14% alcohol. Screw cap. $20.
91 no quibbling honest points.
Well, as it’s a recent vintage, I’d assumed it was a new treat. Apparently not as I reviewed it a few months ago. Unusually consistent notes which is sort of reassuring for a dodgy old palate.
Yet another one of those Catalan Grenaches with some Carignan from a DO close to the wonderful Priorat for a lot less. This was a staff pick at a good local wine shop I keep forgetting about. McCoppins on the traffic sewer that’s Johnston Street in old Fitzroy for those familiar with Melbourne. Extremely familiar for the moment due to lockdown walks with lots fewer motors clogging the asphalt. Breathe more easily. Developing smells of old leather furniture, dark cherries with a balsamic tang, roasting pan juices and, yes, the sooty old fireplace detail of that beautiful, rugged landscape. One day I’ll get there. There’s ripe plums and peanuts from Grenache to freshen a mouthful with well mingled very ripe tannin and just enough acidity. Probably as good as it will get with a little bottle age. Heartwarming wine for quiet times as we wait for better news. Went back for another masked browse and all gone. Time passes, shelves empty and fill with something new to enjoy.
14% alcohol. Cork. $20.
91 points, baby Priorat.

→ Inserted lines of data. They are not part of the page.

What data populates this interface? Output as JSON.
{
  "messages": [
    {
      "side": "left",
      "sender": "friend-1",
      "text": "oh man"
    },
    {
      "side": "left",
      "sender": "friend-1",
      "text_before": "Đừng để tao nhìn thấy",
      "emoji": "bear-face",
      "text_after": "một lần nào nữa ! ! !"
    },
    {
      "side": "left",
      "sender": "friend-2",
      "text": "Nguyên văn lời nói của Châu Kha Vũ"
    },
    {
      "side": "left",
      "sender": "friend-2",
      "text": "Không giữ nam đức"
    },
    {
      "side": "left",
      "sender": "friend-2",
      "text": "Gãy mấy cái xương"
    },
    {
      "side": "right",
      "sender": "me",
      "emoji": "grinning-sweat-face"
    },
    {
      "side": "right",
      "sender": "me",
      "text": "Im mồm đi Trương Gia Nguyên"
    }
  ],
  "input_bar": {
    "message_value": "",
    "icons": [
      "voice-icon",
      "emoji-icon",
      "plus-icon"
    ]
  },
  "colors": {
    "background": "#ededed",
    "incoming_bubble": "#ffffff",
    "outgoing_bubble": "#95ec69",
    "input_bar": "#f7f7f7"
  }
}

Well, that’s what’s on the label. My attempt at understanding is it’s Grenache made by the Bodegas Bernabeleva winery in the village of San Martín of the churches from vines along the Navaherreros road or something like that. Definitely old vines in the Madrid mountains rescued from decrepitude in the mid two thousands and yes, yet another Spanish Garnacha. And, yes, another from the mountains. A wild but pretty perfume of musky red fruits, some very low volume feral notes and some spicy stem lift. Sitting high in the palate, fragrant full flavours of more musk, roses, raspberries and general red fruitiness. Fine drying tannins of bloody stones and filigreed ripe acidity. A final goodbye of a texture that makes me think of pencil shaving grey graphite. Lots of red perfumed fruit and lots of mouth coating fine dusty but sweet astringency. Without the benefit of the label, I may have guessed somewhere between Volnay and Corton, perfume and stoney grip, or maybe Etna, or just wild mountainous Garnacha? Teetering on the precipice but hanging on by sheer fruit quality.
14% alcohol. Cork. $41.
93 points but some technocrats may baulk.
Seems Cebreros has only been a DOP for a few years such is the very recent appreciation of some old vineyards with altitude. I must admit to a fascination with these almost Pinot Noir like versions of good old reliable Grenache. This one is an absolute winner if you’re finding the Côte d’Or or even Mount Etna are beyond a quotidian pleasure. Light weight in appearance and oddly green, almost Sauv Blanc smelling on opening. Happily the green turns into the fragrant pine needle and menthol fresh air of those Gredos mountains. It really takes two days for the truth to emerge. The stemmy framework persists but a depth of just so ripe fruit floats like a sweet melody. There’s just picked cherries, strawberries and brown spices served as a picnic in a fresh pine forest. A good glug of blood orange juice flavour and acidity to freshen, gripped tight in granite stem tannin. Great wine, beautiful grapes squashed into a Norsca advert in the best possible way. Pure, delicious and so well made it avoids some of the more feral elements of the Gredos natural wine movement. Probably my favourite version so far and one of the best priced. Enjoy the bargain now. Didn’t take long for Etna to find its place on the wine fashion catwalk. Wine so particular to place this good are rare. There again I really like proper Lambrusco, what do I know?
14.5% alcohol and no hint of warmth. Diam, bravo. $32.